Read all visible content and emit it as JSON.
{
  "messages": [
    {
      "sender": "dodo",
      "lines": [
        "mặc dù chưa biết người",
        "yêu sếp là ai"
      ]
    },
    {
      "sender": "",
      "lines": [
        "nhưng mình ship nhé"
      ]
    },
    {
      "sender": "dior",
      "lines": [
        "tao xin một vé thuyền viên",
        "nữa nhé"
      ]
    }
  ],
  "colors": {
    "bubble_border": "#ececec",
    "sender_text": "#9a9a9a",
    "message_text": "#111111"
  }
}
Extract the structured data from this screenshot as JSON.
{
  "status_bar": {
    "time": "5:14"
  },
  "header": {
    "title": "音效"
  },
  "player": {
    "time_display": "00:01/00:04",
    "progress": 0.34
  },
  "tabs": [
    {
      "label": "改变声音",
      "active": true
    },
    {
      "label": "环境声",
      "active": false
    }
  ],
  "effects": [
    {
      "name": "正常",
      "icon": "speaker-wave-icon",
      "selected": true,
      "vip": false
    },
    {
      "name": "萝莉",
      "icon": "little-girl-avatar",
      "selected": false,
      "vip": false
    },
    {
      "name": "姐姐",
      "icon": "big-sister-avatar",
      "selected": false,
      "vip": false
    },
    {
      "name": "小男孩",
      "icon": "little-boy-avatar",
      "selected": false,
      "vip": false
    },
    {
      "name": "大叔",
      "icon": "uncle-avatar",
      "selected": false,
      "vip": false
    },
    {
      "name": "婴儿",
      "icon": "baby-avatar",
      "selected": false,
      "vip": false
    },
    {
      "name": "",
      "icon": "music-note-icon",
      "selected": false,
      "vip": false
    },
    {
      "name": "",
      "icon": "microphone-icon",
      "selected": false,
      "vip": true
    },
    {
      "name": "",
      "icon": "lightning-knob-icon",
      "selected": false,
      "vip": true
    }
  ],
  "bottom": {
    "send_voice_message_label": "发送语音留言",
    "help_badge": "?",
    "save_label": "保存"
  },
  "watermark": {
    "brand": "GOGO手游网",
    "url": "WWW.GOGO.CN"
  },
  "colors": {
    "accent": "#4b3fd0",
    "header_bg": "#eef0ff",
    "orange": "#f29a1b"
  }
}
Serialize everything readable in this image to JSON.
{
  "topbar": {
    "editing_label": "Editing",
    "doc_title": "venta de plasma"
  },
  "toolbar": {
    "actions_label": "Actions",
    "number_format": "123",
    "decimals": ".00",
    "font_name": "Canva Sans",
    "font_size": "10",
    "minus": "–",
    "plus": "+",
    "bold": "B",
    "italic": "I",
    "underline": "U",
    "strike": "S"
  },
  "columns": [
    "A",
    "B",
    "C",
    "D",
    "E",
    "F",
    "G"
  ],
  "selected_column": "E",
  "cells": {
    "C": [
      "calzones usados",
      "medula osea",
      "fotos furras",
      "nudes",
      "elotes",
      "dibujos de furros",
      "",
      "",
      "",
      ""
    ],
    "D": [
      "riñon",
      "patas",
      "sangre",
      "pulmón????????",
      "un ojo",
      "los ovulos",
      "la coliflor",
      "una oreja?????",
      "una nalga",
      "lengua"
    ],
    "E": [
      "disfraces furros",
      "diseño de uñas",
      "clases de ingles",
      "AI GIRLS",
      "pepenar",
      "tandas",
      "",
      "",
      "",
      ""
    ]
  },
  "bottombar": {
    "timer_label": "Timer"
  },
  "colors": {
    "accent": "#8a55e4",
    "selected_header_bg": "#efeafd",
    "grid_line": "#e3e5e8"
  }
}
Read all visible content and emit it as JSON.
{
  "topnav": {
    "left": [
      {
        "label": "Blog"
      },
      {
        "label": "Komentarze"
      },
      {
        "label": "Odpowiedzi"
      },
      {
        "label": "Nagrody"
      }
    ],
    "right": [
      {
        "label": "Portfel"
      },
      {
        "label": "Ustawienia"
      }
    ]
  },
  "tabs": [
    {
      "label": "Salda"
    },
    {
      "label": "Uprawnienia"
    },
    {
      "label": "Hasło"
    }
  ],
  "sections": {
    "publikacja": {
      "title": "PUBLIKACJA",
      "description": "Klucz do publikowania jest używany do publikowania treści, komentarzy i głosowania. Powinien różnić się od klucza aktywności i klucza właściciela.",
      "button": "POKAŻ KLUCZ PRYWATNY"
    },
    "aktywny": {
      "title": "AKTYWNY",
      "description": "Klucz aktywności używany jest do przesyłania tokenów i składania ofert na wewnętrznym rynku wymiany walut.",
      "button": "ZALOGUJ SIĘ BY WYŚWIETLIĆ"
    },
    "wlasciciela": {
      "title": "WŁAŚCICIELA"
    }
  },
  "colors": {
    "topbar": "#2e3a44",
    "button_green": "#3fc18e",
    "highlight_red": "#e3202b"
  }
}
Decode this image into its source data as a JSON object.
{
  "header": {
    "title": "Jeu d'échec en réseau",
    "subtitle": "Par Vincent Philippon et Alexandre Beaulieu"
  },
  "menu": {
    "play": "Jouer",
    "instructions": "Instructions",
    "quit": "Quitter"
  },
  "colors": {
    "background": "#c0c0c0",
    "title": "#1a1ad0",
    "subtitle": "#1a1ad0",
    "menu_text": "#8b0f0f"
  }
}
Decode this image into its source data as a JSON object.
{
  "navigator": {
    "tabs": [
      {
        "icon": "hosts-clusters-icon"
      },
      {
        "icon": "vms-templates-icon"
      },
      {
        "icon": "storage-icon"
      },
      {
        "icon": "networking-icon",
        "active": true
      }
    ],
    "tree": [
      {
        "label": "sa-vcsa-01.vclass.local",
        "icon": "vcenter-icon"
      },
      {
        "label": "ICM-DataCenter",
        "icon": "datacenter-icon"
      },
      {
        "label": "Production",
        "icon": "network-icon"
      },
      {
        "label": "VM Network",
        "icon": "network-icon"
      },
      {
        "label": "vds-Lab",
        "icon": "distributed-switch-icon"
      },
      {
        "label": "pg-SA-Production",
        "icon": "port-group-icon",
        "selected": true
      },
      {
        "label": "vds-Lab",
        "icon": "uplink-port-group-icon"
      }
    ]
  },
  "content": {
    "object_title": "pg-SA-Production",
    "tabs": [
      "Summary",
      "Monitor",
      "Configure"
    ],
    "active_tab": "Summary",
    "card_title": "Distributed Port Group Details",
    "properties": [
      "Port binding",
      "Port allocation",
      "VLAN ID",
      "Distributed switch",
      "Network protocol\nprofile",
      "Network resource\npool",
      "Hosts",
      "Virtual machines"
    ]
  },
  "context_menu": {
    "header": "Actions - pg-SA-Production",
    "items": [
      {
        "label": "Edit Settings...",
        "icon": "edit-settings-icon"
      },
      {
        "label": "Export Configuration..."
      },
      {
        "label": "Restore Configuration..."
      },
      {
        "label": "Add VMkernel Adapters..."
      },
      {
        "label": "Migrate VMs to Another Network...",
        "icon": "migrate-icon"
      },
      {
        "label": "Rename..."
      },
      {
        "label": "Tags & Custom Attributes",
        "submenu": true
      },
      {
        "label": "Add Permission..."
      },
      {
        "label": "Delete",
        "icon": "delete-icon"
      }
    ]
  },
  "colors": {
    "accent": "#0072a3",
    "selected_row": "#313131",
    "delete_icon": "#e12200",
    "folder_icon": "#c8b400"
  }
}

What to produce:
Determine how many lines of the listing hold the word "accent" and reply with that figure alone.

Exercise solution:
3